# Assigned task
Copy the records below exactly as they stand. Leave out the pictures.

# Records for processing
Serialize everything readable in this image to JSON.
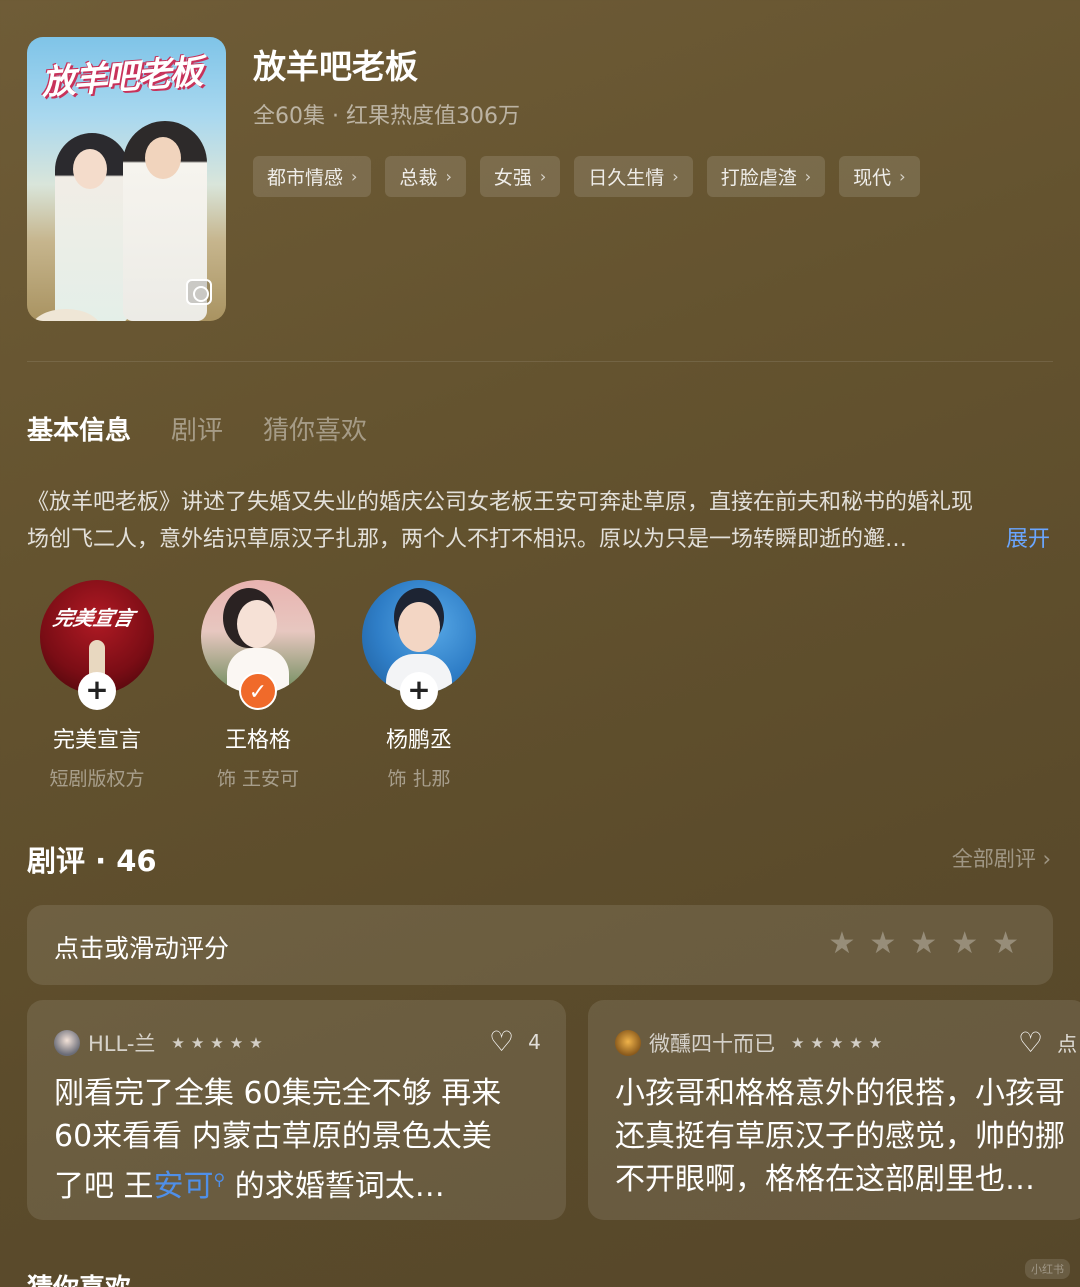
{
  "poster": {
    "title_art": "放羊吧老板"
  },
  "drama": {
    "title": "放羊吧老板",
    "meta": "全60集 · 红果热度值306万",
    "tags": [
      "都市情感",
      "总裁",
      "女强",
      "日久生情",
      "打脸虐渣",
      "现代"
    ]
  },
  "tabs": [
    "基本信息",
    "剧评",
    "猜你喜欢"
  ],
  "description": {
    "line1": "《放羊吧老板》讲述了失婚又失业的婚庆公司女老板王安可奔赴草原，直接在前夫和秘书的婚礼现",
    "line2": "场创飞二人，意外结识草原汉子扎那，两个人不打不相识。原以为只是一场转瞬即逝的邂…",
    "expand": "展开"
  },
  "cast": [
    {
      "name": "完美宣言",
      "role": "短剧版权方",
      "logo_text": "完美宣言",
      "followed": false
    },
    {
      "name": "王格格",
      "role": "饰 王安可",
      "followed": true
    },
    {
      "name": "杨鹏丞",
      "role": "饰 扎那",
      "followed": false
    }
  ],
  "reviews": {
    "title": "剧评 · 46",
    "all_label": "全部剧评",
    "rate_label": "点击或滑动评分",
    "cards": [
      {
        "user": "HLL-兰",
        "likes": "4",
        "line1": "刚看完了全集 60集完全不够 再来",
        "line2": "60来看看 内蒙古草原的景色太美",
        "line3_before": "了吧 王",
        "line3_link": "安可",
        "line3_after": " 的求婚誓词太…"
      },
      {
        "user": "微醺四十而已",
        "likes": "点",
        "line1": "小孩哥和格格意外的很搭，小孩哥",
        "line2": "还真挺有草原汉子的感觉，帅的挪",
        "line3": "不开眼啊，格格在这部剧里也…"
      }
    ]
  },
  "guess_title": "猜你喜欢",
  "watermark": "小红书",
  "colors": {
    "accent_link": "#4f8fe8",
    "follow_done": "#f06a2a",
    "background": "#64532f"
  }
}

# Response to this task
Serialize everything readable in this image to JSON.
{
  "poster": {
    "title_art": "放羊吧老板"
  },
  "drama": {
    "title": "放羊吧老板",
    "meta": "全60集 · 红果热度值306万",
    "tags": [
      "都市情感",
      "总裁",
      "女强",
      "日久生情",
      "打脸虐渣",
      "现代"
    ]
  },
  "tabs": [
    "基本信息",
    "剧评",
    "猜你喜欢"
  ],
  "description": {
    "line1": "《放羊吧老板》讲述了失婚又失业的婚庆公司女老板王安可奔赴草原，直接在前夫和秘书的婚礼现",
    "line2": "场创飞二人，意外结识草原汉子扎那，两个人不打不相识。原以为只是一场转瞬即逝的邂…",
    "expand": "展开"
  },
  "cast": [
    {
      "name": "完美宣言",
      "role": "短剧版权方",
      "logo_text": "完美宣言",
      "followed": false
    },
    {
      "name": "王格格",
      "role": "饰 王安可",
      "followed": true
    },
    {
      "name": "杨鹏丞",
      "role": "饰 扎那",
      "followed": false
    }
  ],
  "reviews": {
    "title": "剧评 · 46",
    "all_label": "全部剧评",
    "rate_label": "点击或滑动评分",
    "cards": [
      {
        "user": "HLL-兰",
        "likes": "4",
        "line1": "刚看完了全集 60集完全不够 再来",
        "line2": "60来看看 内蒙古草原的景色太美",
        "line3_before": "了吧 王",
        "line3_link": "安可",
        "line3_after": " 的求婚誓词太…"
      },
      {
        "user": "微醺四十而已",
        "likes": "点",
        "line1": "小孩哥和格格意外的很搭，小孩哥",
        "line2": "还真挺有草原汉子的感觉，帅的挪",
        "line3": "不开眼啊，格格在这部剧里也…"
      }
    ]
  },
  "guess_title": "猜你喜欢",
  "watermark": "小红书",
  "colors": {
    "accent_link": "#4f8fe8",
    "follow_done": "#f06a2a",
    "background": "#64532f"
  }
}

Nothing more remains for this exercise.